*PROMPT*:
A complete and exact copy of the data below is the task.

*RECORDS TO USE*:
###

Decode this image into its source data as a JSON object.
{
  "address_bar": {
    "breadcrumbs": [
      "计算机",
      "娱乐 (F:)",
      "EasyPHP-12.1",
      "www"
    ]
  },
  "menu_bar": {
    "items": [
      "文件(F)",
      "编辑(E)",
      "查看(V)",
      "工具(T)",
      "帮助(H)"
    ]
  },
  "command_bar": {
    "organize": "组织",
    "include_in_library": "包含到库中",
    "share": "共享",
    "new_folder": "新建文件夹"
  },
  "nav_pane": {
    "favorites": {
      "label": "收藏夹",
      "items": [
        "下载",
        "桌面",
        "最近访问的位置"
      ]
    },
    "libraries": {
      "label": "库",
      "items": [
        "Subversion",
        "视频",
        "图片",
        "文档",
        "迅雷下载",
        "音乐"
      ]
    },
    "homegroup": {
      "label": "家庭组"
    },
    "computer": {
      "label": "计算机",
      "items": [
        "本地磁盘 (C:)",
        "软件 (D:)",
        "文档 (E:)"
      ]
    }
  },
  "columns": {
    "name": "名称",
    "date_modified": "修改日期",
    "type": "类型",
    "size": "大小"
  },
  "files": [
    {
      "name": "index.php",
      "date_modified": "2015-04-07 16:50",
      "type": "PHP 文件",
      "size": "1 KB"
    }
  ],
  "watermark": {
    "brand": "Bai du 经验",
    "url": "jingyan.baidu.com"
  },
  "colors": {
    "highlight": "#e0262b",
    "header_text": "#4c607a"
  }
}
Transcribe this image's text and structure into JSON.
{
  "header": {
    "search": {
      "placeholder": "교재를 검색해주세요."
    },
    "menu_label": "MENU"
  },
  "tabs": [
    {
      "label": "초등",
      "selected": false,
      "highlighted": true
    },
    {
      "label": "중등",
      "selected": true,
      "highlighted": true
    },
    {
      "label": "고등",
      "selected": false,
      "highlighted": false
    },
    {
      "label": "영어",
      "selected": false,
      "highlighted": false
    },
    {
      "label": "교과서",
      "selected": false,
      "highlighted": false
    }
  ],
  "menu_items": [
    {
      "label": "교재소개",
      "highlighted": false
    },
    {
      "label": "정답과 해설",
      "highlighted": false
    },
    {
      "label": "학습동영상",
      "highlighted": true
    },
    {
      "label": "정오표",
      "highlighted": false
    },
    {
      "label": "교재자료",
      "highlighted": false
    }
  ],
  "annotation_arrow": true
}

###

*RESPONSE TO THIS TASK*:
Decode this image into its source data as a JSON object.
{
  "address_bar": {
    "breadcrumbs": [
      "计算机",
      "娱乐 (F:)",
      "EasyPHP-12.1",
      "www"
    ]
  },
  "menu_bar": {
    "items": [
      "文件(F)",
      "编辑(E)",
      "查看(V)",
      "工具(T)",
      "帮助(H)"
    ]
  },
  "command_bar": {
    "organize": "组织",
    "include_in_library": "包含到库中",
    "share": "共享",
    "new_folder": "新建文件夹"
  },
  "nav_pane": {
    "favorites": {
      "label": "收藏夹",
      "items": [
        "下载",
        "桌面",
        "最近访问的位置"
      ]
    },
    "libraries": {
      "label": "库",
      "items": [
        "Subversion",
        "视频",
        "图片",
        "文档",
        "迅雷下载",
        "音乐"
      ]
    },
    "homegroup": {
      "label": "家庭组"
    },
    "computer": {
      "label": "计算机",
      "items": [
        "本地磁盘 (C:)",
        "软件 (D:)",
        "文档 (E:)"
      ]
    }
  },
  "columns": {
    "name": "名称",
    "date_modified": "修改日期",
    "type": "类型",
    "size": "大小"
  },
  "files": [
    {
      "name": "index.php",
      "date_modified": "2015-04-07 16:50",
      "type": "PHP 文件",
      "size": "1 KB"
    }
  ],
  "watermark": {
    "brand": "Bai du 经验",
    "url": "jingyan.baidu.com"
  },
  "colors": {
    "highlight": "#e0262b",
    "header_text": "#4c607a"
  }
}
Transcribe this image's text and structure into JSON.
{
  "header": {
    "search": {
      "placeholder": "교재를 검색해주세요."
    },
    "menu_label": "MENU"
  },
  "tabs": [
    {
      "label": "초등",
      "selected": false,
      "highlighted": true
    },
    {
      "label": "중등",
      "selected": true,
      "highlighted": true
    },
    {
      "label": "고등",
      "selected": false,
      "highlighted": false
    },
    {
      "label": "영어",
      "selected": false,
      "highlighted": false
    },
    {
      "label": "교과서",
      "selected": false,
      "highlighted": false
    }
  ],
  "menu_items": [
    {
      "label": "교재소개",
      "highlighted": false
    },
    {
      "label": "정답과 해설",
      "highlighted": false
    },
    {
      "label": "학습동영상",
      "highlighted": true
    },
    {
      "label": "정오표",
      "highlighted": false
    },
    {
      "label": "교재자료",
      "highlighted": false
    }
  ],
  "annotation_arrow": true
}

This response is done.